Do SEISS grants need to be paid back?
The Finance Act 2020 received Royal Assent (which means a thumbs up from Liz) on the 22nd of July. In it, a requirement was introduced that stated those who had claimed monies under the Self-Employment Income Support Scheme (SEISS) were required to notify HMRC and repay any money they were not entitled to. This has naturally raised a few hackles - what do you mean “repay”? This was a grant right? Not a loan… right?

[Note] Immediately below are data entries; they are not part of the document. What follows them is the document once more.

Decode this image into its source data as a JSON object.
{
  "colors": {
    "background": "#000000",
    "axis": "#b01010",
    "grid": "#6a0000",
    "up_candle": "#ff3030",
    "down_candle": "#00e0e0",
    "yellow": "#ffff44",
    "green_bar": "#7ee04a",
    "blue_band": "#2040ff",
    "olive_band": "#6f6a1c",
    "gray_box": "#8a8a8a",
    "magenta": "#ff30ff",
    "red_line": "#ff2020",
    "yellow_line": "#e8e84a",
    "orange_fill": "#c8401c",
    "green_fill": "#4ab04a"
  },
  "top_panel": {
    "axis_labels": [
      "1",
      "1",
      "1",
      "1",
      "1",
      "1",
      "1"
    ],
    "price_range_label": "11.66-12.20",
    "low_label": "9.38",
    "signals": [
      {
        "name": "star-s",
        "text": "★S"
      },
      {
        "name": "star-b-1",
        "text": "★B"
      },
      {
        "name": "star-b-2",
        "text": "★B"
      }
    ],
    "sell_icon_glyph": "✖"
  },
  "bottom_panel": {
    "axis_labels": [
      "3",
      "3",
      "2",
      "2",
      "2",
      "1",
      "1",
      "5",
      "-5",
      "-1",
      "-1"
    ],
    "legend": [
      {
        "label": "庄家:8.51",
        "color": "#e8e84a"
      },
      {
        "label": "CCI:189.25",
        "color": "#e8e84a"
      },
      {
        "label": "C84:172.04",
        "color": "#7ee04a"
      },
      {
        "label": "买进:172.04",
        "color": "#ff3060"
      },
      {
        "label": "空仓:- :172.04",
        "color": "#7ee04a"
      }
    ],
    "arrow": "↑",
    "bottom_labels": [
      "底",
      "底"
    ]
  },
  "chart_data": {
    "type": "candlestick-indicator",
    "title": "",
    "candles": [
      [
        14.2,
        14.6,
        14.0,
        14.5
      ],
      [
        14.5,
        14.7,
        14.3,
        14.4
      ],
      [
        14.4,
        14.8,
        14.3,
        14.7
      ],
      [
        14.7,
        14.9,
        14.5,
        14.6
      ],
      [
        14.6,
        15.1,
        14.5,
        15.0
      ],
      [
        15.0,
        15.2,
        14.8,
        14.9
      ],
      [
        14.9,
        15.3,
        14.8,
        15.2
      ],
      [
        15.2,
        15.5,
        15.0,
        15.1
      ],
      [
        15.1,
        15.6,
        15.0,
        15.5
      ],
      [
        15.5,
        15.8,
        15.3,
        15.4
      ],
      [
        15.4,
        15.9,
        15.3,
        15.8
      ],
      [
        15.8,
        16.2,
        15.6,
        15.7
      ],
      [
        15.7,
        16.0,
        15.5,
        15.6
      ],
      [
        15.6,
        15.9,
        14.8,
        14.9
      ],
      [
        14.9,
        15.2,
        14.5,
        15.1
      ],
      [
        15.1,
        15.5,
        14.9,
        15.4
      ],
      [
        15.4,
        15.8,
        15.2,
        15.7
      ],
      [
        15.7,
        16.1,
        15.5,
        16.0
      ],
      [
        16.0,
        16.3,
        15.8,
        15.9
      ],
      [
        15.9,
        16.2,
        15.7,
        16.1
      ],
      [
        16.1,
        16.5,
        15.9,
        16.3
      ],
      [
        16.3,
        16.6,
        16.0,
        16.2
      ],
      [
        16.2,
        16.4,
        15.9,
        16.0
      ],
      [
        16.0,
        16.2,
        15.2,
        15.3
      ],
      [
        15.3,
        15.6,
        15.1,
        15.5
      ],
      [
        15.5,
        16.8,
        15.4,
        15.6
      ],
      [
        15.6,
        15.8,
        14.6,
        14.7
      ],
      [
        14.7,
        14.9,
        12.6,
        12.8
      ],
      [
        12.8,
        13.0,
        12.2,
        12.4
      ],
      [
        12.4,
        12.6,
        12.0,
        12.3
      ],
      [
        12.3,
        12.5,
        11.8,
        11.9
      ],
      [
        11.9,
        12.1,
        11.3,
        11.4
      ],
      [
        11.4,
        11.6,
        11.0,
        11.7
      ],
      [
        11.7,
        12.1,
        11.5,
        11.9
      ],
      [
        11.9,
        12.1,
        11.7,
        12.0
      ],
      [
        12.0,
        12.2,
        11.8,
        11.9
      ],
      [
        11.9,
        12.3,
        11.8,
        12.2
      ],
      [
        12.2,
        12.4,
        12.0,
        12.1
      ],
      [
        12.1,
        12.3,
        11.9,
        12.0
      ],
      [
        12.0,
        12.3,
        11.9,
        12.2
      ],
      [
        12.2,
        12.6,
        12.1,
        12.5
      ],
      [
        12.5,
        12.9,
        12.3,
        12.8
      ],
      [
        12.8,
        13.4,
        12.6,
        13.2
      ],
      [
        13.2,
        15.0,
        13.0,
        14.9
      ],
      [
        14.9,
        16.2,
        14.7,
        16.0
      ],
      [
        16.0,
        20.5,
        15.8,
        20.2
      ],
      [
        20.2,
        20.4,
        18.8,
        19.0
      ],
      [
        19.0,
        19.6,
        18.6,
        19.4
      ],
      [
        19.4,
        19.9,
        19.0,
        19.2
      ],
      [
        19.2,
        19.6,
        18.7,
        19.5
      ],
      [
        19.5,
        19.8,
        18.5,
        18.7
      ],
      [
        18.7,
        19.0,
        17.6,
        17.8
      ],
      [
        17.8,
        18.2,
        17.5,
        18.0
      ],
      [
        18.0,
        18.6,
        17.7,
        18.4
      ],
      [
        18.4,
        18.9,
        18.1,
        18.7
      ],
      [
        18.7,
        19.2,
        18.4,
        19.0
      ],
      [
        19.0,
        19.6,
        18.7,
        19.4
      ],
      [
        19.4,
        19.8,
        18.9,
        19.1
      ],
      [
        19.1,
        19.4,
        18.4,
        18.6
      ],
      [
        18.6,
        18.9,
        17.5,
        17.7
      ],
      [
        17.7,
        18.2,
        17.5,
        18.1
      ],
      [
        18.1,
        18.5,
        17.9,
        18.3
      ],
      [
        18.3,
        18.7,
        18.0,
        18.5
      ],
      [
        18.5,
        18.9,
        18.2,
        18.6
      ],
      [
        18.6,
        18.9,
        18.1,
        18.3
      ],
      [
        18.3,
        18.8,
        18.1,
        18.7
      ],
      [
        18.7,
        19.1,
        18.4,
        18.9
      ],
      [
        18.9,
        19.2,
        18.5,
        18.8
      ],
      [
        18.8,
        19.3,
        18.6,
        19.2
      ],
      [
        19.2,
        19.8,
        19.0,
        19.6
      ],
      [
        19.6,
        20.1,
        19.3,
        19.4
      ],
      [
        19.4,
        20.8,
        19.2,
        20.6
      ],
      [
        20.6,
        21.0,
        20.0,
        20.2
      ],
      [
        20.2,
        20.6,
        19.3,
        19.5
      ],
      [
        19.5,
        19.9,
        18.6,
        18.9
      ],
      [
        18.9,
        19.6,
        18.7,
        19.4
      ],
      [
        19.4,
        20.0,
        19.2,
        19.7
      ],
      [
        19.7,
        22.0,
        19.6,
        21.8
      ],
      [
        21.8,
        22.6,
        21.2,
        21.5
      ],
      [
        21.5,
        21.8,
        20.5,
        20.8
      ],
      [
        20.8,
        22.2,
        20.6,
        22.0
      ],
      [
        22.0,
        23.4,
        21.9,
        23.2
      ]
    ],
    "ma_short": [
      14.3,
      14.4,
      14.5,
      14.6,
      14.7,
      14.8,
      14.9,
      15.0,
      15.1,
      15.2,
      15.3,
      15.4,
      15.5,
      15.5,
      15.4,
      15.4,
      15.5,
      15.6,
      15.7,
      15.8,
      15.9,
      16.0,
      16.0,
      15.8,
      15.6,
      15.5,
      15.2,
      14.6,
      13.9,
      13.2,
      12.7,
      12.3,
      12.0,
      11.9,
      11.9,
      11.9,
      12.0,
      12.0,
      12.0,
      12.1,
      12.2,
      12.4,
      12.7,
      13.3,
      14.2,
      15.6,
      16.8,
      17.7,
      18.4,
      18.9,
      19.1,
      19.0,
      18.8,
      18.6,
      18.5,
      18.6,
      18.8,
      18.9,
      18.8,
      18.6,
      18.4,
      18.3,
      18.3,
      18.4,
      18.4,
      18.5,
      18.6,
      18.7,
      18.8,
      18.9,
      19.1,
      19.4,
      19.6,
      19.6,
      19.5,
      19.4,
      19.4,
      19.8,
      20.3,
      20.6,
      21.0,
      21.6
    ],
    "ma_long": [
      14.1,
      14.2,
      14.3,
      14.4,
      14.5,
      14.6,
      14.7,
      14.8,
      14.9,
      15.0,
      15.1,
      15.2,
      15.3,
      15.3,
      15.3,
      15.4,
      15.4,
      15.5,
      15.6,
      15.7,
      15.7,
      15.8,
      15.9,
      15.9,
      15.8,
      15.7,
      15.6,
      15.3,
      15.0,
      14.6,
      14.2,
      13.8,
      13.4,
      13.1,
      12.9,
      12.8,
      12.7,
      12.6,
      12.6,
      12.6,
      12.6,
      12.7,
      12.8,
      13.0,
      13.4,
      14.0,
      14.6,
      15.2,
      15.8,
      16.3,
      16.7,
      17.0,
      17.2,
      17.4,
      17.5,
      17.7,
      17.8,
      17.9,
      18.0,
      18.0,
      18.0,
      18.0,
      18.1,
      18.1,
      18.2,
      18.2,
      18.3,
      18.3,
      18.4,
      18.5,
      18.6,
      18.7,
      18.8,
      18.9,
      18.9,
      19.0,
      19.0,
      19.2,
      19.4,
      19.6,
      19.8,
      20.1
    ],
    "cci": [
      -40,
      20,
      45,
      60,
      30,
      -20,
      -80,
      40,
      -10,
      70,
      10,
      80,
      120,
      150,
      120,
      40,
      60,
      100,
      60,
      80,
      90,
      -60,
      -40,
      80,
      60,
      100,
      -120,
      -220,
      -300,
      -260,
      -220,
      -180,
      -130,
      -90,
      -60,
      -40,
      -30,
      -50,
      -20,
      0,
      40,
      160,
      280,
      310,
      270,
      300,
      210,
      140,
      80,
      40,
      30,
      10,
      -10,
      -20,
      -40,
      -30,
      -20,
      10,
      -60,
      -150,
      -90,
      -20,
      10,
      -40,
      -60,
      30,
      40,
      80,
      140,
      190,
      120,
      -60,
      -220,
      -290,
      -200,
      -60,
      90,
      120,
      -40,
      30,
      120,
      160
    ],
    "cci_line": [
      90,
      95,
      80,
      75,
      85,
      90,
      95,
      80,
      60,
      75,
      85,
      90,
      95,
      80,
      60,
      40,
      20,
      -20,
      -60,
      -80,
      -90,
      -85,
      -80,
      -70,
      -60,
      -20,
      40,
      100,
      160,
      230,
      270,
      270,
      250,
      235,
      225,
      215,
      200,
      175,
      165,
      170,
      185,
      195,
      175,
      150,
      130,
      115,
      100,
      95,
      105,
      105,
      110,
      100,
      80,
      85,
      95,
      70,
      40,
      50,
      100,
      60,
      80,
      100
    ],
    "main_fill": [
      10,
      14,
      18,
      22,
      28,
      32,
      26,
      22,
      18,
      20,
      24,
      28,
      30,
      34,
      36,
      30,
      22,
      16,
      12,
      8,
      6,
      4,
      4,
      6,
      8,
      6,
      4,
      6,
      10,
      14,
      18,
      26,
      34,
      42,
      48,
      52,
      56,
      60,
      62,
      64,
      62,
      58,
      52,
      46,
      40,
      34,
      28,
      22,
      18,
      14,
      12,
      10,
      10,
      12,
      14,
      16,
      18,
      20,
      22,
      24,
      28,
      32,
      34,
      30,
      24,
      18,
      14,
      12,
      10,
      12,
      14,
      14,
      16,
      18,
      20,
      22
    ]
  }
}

Well you are right, the SEISS was definitely grants and not loans which means they do not have to be paid back. BUT, the problem is that many businesses may have inadvertently received an amount under the scheme to which they were not entitled to. In these cases, yup, the money needs to be paid back. But how could this happen if you had to apply for the grant in the first place? Surely our government could not be that incompetent?
The problem is while there are a number of criteria that needed to be met in order to be eligible under the scheme, [un]surprisingly, not all of these were covered by HMRC’s eligibility checks. The eligibility checks focused mainly on data from submitted tax returns, such as non-trading income and levels of trading profit.
It was therefore entirely possible to claim a grant under the SEISS whilst not actually having been eligible for it (whether you intended to dupe the system or not). More fantastic news for already struggling businesses eh? Anyway, how could you have accidentally or otherwise have gotten money you weren’t entitled to? There are a few ways:
- If you claimed but your trade was not actually adversely affected by COVID-19 during the relevant period (this being up to and including 13th July for the 1st period and after 14th July for the 2nd period)
- If you did not intend to continue trading at the time of making the claim or
- If the company ceased to trade in 2019/2020
If you fit any of the above criteria and have received an amount under the scheme then hey, easy mistake to make. The rules were, and still are, all over the place and seem to have been made up on the spot in a lot of cases. But even still, you’ll need to notify HMRC by the 20th of October 2020 at the latest or 90 days after receiving the grant. This can be done by phone or via the dedicated online system on the HMRC website.
Can’t pay, won’t pay? Unfortunately, this is not an option as HMRC has powers to levy a tax charge equal to 100% to claim back any money owed. So sooner or later, they’ll getcha. You could also receive a failure to notify penalty which is exactly the last thing you need right now on top of everything else.
Look, people make mistakes and no one who has inadvertently claimed is at fault. But best to nip it in the bud before the taxman comes knocking on your door. If you are an accountant or payroll bureau, it might be a good idea to go back and review claims made by your clients, especially those made without seeking advice first.